- _Input material_:
----
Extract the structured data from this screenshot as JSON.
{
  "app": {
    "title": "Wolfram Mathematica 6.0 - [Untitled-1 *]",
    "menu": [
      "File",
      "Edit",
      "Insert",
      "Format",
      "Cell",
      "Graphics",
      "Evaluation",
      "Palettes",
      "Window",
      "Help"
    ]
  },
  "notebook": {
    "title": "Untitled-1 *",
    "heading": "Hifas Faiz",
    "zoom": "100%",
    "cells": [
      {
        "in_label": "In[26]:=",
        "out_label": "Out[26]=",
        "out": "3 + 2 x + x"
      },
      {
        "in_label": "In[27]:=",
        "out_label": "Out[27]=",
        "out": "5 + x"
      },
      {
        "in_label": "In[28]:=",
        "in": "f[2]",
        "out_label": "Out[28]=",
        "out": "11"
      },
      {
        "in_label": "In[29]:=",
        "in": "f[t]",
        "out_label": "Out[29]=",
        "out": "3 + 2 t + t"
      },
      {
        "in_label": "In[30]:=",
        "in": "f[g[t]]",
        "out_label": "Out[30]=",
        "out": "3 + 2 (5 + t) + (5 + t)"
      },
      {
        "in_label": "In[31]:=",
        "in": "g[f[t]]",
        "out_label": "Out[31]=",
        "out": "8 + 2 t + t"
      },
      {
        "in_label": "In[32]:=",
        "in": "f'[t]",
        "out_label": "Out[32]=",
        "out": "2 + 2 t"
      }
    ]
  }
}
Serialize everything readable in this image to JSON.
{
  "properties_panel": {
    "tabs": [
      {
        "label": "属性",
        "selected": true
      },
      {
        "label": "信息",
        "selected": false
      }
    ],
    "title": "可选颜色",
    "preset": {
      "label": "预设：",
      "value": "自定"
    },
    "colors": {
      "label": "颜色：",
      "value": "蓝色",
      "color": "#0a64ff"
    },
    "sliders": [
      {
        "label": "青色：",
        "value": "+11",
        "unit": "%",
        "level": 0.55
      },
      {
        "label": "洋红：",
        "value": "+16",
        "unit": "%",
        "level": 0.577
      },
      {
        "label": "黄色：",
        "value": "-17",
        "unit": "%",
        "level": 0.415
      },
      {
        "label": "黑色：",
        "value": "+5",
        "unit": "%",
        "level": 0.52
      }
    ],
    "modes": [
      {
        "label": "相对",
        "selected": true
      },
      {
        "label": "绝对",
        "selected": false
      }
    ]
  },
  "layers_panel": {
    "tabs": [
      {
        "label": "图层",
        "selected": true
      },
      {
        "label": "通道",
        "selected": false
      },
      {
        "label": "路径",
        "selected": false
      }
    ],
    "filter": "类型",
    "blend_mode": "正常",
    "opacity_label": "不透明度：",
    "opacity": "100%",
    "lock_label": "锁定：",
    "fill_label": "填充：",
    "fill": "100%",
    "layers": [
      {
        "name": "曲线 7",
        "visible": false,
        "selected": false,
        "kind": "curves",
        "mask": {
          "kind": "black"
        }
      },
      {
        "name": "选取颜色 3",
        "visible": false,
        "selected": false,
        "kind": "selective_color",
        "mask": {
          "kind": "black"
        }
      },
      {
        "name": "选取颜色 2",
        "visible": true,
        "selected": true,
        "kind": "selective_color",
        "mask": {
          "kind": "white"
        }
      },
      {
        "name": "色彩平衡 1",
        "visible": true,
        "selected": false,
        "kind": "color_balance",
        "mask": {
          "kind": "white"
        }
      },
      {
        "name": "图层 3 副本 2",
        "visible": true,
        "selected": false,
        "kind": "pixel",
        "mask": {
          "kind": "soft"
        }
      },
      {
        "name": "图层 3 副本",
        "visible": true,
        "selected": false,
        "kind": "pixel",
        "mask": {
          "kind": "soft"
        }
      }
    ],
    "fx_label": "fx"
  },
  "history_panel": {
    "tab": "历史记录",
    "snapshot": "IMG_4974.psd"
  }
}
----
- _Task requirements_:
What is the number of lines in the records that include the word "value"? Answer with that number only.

- _Response for this exercise_:
6